It also has Nic Cage delivering a go-for-broke performance that actually comes close to achieving sincere emotional depth at times. A breakdown scene at the film’s midpoint called to mind Toni Collette’s similar soul-bearing expression of raw grief in Hereditary, although Cage is undercut somewhat by Cosmatos’ staging and costume choice seemingly precision-calculated to trigger guffaws in the kinds of people who are coming to this movie looking for the Memetic Cage that’s undeservedly shredded his reputation as an actor in recent years.
So, like the vast majority of prog music, there is technical wizardry on display, I can occasionally find some genuine personal enjoyment, and I can definitely understand how Mandy would end up certain people’s new favourite film. (This was made for midnight screenings at cult festivals the world over.) But, like the vast majority of prog music, it largely did nothing for me, aside from a few base pleasures that are already beginning to subside. For one thing, it’s inherited prog music’s refusal to get to the bloody point in any kind of decent hurry.
The film’s first hour is devoted to the lead up to the act that kicks off the revenge rampage and, whilst it has a few decent hypnotic scenes, there is absolutely no reason for this act to last an entire goddamned hour. The sheer length of time and endless… slow… drawled… beat-filled… speeches reach for a profundity the film doesn’t actually have and certain stylistic beats, like dissolving Mandy and the cult leader’s faces into one another so that they’re basically inseparable, lose whatever coolness they had by Cosmatos going to the well with them way too many times.
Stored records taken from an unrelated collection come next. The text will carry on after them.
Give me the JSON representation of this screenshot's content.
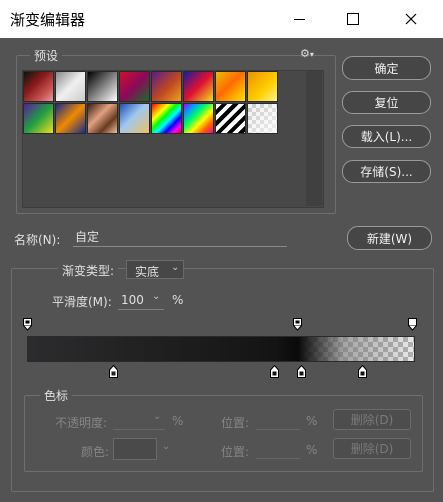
{
  "window": {
    "title": "渐变编辑器"
  },
  "presets": {
    "label": "预设"
  },
  "buttons": {
    "ok": "确定",
    "reset": "复位",
    "load": "载入(L)...",
    "save": "存储(S)...",
    "new": "新建(W)"
  },
  "name": {
    "label": "名称(N):",
    "value": "自定"
  },
  "gradient_type": {
    "label": "渐变类型:",
    "value": "实底"
  },
  "smoothness": {
    "label": "平滑度(M):",
    "value": "100",
    "unit": "%"
  },
  "stops": {
    "label": "色标",
    "opacity_label": "不透明度:",
    "opacity_unit": "%",
    "location_label": "位置:",
    "location_unit": "%",
    "delete_label": "删除(D)",
    "color_label": "颜色:"
  },
  "colors": {
    "panel": "#535353",
    "accent_border": "#9a9a9a",
    "text": "#e0e0e0"
  }
}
Which brings me to my most personal of criticisms: like a lot of prog-rock, it’s utter nonsense and I genuinely can’t tell how much of it is meant to be taken seriously and how much of it is aware that it’s very silly. Because Mandy is very, very, very silly – you’ve likely already heard about the much-vaunted chainsaw duel, and it is just as gloriously stupid in reality as it sounds on paper. But it moves at a glacier’s pace, lingers on scenes and beats for egregiously long stretches of time, and it’s coated in so much attempted symbolism that I can’t help but think there’s a deeper layer I’m either missing or finding drowned out by Carpenters gags, pithy one-liners, and the kind of overblown axe-forging montages you only ever saw in videos featured on MTV’s Headbanger’s Ball segments.
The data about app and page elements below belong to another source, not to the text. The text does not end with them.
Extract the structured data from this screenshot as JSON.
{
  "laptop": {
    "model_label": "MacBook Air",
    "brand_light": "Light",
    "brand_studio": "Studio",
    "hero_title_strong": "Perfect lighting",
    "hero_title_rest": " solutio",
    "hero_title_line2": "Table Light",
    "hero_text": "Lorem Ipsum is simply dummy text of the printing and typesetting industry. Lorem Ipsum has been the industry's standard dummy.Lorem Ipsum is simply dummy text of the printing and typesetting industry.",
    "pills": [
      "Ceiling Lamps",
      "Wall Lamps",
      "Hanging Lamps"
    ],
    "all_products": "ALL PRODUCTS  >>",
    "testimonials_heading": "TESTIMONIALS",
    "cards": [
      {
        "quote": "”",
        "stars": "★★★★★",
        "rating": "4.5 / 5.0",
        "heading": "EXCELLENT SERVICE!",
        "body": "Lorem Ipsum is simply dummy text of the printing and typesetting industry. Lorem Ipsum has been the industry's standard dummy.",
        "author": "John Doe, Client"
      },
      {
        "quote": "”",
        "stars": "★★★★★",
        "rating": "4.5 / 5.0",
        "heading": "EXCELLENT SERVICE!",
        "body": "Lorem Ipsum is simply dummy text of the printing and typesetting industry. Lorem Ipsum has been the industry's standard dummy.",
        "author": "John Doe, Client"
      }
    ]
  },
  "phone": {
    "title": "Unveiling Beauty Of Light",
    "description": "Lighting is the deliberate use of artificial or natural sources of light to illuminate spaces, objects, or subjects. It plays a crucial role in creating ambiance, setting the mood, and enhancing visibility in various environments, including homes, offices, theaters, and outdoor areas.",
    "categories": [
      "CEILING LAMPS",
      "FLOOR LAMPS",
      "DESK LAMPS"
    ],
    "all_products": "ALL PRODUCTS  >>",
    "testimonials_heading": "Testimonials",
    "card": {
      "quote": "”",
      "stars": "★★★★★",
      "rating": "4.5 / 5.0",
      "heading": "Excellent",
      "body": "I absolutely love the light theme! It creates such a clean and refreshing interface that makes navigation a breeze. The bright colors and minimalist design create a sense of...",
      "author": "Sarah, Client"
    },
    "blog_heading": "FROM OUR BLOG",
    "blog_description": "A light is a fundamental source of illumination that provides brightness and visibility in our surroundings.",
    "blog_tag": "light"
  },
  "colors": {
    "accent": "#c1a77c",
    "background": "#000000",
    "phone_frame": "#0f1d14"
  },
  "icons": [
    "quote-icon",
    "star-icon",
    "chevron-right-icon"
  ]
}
I’ll say this much, I can guarantee that you and I will not see anything else like Mandy for the rest of this year, maybe the rest of this decade and possibly even the next. It is a one-of-a-kind, leaving-everything-on-the-table work of a singular creative vision that will cut straight to the hearts of those attuned to its wavelength and pick up a deserved rabid cult following. Everyone else will probably sit semi-appreciative and somewhat-bewildered by what is basically Archer‘s Kreiger painting another Rush album cover onto the side of his van.
Mandy will be on general release in UK cinemas on Friday 12th October.